*** Begin section ***

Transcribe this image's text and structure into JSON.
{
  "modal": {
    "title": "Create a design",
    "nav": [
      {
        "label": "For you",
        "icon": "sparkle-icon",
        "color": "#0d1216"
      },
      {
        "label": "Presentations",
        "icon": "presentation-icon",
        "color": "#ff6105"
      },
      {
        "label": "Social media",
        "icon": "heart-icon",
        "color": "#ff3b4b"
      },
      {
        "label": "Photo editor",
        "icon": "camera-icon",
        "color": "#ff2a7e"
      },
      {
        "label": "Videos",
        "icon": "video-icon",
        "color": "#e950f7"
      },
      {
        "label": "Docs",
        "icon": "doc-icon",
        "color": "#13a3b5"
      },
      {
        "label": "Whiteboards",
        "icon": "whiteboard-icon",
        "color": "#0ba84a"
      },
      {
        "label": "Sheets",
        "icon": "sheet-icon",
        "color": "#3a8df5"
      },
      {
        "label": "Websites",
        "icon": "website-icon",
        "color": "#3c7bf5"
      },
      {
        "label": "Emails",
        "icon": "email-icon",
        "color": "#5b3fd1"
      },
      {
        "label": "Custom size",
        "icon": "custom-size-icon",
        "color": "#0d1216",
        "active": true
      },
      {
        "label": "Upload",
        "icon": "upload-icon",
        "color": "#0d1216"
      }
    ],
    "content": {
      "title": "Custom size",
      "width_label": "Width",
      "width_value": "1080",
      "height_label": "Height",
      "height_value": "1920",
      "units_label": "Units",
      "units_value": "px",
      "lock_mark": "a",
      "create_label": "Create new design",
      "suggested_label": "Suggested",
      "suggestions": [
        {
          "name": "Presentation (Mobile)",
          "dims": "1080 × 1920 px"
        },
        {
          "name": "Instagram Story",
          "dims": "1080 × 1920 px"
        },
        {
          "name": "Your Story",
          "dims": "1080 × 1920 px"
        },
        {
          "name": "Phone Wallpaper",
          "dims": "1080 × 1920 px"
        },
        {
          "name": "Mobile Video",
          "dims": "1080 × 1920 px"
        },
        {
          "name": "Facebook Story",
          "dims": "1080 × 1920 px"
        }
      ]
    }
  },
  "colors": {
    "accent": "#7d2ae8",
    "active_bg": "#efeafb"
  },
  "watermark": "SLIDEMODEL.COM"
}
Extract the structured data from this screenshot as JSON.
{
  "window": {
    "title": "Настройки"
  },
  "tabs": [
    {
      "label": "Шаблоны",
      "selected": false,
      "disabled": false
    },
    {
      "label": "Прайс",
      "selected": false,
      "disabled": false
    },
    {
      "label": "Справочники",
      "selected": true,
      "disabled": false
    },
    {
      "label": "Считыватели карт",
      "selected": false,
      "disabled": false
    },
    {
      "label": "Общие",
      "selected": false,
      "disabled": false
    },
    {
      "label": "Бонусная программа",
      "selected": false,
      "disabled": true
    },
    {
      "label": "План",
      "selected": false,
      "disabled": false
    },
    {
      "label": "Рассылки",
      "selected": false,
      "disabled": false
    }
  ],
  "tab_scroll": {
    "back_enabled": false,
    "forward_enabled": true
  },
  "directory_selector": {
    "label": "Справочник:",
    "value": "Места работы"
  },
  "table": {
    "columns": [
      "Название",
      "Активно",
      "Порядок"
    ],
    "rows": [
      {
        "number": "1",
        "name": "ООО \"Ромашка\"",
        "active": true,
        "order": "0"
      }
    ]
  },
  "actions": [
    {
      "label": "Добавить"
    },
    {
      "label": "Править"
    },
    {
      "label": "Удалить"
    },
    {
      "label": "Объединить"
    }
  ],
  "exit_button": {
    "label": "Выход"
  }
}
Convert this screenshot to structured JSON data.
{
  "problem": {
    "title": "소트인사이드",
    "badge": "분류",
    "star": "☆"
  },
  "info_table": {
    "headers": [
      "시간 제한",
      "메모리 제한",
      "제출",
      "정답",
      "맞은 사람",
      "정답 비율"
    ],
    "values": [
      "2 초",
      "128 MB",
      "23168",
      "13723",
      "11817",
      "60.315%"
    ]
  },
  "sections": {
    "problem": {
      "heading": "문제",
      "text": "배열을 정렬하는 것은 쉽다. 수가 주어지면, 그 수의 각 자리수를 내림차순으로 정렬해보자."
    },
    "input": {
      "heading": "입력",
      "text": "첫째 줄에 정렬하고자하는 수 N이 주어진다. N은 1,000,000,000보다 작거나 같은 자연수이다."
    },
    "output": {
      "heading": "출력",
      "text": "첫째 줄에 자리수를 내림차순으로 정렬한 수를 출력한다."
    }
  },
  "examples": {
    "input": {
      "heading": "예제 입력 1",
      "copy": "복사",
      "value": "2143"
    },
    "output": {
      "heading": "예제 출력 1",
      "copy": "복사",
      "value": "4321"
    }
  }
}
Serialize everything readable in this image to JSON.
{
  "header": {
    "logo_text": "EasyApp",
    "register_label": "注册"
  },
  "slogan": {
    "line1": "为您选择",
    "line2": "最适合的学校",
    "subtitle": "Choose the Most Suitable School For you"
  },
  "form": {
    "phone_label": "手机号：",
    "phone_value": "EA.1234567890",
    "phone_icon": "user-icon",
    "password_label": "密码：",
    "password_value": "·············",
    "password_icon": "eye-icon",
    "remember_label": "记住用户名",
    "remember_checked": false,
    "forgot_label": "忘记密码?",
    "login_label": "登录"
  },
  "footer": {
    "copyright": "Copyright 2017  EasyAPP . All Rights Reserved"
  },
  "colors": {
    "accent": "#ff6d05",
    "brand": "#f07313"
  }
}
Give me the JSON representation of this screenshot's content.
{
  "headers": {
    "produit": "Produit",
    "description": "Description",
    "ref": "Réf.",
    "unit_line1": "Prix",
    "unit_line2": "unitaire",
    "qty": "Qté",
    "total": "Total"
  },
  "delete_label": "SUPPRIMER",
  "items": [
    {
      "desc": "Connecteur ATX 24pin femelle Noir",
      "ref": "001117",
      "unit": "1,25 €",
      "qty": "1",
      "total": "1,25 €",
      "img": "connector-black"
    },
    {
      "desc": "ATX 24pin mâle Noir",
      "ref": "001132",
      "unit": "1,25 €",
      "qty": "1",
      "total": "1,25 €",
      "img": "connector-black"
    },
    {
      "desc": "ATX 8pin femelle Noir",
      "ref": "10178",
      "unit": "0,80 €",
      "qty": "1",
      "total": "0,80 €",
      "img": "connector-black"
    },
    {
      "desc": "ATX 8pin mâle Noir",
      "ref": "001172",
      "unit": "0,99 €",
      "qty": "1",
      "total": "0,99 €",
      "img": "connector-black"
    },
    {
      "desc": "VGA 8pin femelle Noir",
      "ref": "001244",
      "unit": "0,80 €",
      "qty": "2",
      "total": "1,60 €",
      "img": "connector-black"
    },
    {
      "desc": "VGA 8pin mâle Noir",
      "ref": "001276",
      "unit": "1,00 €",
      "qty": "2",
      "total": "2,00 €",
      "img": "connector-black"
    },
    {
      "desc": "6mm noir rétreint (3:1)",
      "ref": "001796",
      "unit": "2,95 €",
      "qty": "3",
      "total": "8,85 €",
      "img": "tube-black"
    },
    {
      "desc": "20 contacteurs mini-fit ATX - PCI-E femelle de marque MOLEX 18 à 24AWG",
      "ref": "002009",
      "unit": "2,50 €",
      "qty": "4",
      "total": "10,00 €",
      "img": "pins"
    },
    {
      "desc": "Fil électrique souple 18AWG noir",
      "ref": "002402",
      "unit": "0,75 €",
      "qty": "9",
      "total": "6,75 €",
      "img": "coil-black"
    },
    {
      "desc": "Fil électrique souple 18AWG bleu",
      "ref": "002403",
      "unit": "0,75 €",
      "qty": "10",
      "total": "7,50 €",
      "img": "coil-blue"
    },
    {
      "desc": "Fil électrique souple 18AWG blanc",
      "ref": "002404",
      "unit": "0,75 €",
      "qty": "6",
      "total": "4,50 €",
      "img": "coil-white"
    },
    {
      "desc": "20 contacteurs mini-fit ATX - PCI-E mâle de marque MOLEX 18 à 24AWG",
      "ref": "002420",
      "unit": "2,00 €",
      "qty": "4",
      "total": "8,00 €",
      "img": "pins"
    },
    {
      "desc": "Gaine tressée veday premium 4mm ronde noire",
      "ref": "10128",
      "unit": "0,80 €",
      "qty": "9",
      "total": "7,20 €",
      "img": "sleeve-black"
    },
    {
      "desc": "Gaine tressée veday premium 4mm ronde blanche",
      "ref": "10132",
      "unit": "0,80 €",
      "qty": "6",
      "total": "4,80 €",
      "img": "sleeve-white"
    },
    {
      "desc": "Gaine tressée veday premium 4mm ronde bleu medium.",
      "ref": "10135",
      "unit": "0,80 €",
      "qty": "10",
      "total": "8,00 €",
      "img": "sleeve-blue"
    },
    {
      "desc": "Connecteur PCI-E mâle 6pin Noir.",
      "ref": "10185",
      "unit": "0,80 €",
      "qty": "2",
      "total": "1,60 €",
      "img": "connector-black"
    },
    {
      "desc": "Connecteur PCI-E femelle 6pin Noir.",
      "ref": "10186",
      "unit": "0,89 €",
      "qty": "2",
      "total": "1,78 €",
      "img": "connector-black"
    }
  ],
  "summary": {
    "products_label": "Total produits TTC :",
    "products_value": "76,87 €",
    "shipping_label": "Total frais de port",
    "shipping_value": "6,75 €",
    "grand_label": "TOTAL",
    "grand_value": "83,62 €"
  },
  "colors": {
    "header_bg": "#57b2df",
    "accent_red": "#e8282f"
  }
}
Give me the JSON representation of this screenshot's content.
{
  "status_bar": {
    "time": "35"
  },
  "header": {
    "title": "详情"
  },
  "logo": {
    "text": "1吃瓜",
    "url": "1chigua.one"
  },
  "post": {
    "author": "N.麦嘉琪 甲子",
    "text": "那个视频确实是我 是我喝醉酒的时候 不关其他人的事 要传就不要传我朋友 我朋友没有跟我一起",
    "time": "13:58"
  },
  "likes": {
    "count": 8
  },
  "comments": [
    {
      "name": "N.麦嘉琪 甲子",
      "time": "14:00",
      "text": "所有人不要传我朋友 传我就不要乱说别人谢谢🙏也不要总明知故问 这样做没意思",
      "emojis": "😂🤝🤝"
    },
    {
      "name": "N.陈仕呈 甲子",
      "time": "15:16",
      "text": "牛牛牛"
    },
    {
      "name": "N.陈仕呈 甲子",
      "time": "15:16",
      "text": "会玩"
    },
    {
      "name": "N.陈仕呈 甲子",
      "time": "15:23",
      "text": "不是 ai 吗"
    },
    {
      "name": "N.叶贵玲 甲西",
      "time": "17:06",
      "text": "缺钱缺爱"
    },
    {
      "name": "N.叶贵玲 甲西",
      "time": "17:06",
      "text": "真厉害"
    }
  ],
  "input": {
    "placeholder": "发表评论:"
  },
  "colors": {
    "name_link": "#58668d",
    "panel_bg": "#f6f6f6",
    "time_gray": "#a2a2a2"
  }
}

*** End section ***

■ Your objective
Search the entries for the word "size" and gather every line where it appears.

■ Expected answer
        "label": "Custom size",
        "icon": "custom-size-icon",
      "title": "Custom size",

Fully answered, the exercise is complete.